**Exercise**
Could you set down all of the data again, exactly as it stands?

== Segment start ==

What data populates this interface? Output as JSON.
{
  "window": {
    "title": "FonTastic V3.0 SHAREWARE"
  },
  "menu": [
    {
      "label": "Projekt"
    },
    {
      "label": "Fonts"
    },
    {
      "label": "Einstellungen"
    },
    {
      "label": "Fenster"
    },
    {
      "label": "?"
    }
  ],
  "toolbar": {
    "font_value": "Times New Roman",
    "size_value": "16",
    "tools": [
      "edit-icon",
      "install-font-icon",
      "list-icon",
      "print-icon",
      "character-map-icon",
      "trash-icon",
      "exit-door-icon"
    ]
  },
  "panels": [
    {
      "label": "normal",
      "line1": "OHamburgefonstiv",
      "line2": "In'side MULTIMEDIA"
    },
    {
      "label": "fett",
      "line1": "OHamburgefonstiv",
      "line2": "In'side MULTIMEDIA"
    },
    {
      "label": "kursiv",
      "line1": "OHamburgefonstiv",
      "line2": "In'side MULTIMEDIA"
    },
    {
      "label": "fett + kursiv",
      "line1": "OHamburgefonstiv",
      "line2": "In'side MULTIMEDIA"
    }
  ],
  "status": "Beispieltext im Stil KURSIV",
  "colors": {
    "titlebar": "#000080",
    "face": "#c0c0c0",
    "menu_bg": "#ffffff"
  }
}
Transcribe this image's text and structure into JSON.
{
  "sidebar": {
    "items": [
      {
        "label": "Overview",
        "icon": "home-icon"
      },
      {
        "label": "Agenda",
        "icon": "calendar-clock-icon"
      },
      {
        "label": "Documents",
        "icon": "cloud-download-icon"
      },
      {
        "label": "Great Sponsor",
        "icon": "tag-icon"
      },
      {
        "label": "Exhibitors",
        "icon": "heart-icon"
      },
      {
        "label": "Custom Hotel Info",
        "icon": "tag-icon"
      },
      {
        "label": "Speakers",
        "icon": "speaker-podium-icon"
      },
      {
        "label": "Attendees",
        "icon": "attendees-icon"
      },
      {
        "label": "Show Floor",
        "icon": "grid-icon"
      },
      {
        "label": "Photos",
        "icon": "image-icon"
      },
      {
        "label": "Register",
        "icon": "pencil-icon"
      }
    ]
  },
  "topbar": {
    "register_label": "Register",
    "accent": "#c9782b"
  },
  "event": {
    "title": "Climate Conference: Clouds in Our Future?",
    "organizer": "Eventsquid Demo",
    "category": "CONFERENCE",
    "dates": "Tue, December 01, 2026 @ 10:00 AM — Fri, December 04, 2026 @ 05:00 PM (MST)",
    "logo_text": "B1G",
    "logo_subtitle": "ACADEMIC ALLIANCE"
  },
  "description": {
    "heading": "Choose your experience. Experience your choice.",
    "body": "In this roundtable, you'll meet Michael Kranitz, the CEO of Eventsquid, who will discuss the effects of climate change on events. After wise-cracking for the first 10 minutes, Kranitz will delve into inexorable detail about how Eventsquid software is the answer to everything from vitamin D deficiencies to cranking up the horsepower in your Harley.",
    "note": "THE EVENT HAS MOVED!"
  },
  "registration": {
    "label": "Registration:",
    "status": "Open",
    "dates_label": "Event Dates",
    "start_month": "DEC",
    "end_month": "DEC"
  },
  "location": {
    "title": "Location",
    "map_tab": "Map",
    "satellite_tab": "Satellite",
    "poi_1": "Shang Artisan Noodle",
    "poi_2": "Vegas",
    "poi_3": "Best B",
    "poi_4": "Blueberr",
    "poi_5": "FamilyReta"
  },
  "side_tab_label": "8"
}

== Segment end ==

**Exercise response**
What data populates this interface? Output as JSON.
{
  "window": {
    "title": "FonTastic V3.0 SHAREWARE"
  },
  "menu": [
    {
      "label": "Projekt"
    },
    {
      "label": "Fonts"
    },
    {
      "label": "Einstellungen"
    },
    {
      "label": "Fenster"
    },
    {
      "label": "?"
    }
  ],
  "toolbar": {
    "font_value": "Times New Roman",
    "size_value": "16",
    "tools": [
      "edit-icon",
      "install-font-icon",
      "list-icon",
      "print-icon",
      "character-map-icon",
      "trash-icon",
      "exit-door-icon"
    ]
  },
  "panels": [
    {
      "label": "normal",
      "line1": "OHamburgefonstiv",
      "line2": "In'side MULTIMEDIA"
    },
    {
      "label": "fett",
      "line1": "OHamburgefonstiv",
      "line2": "In'side MULTIMEDIA"
    },
    {
      "label": "kursiv",
      "line1": "OHamburgefonstiv",
      "line2": "In'side MULTIMEDIA"
    },
    {
      "label": "fett + kursiv",
      "line1": "OHamburgefonstiv",
      "line2": "In'side MULTIMEDIA"
    }
  ],
  "status": "Beispieltext im Stil KURSIV",
  "colors": {
    "titlebar": "#000080",
    "face": "#c0c0c0",
    "menu_bg": "#ffffff"
  }
}
Transcribe this image's text and structure into JSON.
{
  "sidebar": {
    "items": [
      {
        "label": "Overview",
        "icon": "home-icon"
      },
      {
        "label": "Agenda",
        "icon": "calendar-clock-icon"
      },
      {
        "label": "Documents",
        "icon": "cloud-download-icon"
      },
      {
        "label": "Great Sponsor",
        "icon": "tag-icon"
      },
      {
        "label": "Exhibitors",
        "icon": "heart-icon"
      },
      {
        "label": "Custom Hotel Info",
        "icon": "tag-icon"
      },
      {
        "label": "Speakers",
        "icon": "speaker-podium-icon"
      },
      {
        "label": "Attendees",
        "icon": "attendees-icon"
      },
      {
        "label": "Show Floor",
        "icon": "grid-icon"
      },
      {
        "label": "Photos",
        "icon": "image-icon"
      },
      {
        "label": "Register",
        "icon": "pencil-icon"
      }
    ]
  },
  "topbar": {
    "register_label": "Register",
    "accent": "#c9782b"
  },
  "event": {
    "title": "Climate Conference: Clouds in Our Future?",
    "organizer": "Eventsquid Demo",
    "category": "CONFERENCE",
    "dates": "Tue, December 01, 2026 @ 10:00 AM — Fri, December 04, 2026 @ 05:00 PM (MST)",
    "logo_text": "B1G",
    "logo_subtitle": "ACADEMIC ALLIANCE"
  },
  "description": {
    "heading": "Choose your experience. Experience your choice.",
    "body": "In this roundtable, you'll meet Michael Kranitz, the CEO of Eventsquid, who will discuss the effects of climate change on events. After wise-cracking for the first 10 minutes, Kranitz will delve into inexorable detail about how Eventsquid software is the answer to everything from vitamin D deficiencies to cranking up the horsepower in your Harley.",
    "note": "THE EVENT HAS MOVED!"
  },
  "registration": {
    "label": "Registration:",
    "status": "Open",
    "dates_label": "Event Dates",
    "start_month": "DEC",
    "end_month": "DEC"
  },
  "location": {
    "title": "Location",
    "map_tab": "Map",
    "satellite_tab": "Satellite",
    "poi_1": "Shang Artisan Noodle",
    "poi_2": "Vegas",
    "poi_3": "Best B",
    "poi_4": "Blueberr",
    "poi_5": "FamilyReta"
  },
  "side_tab_label": "8"
}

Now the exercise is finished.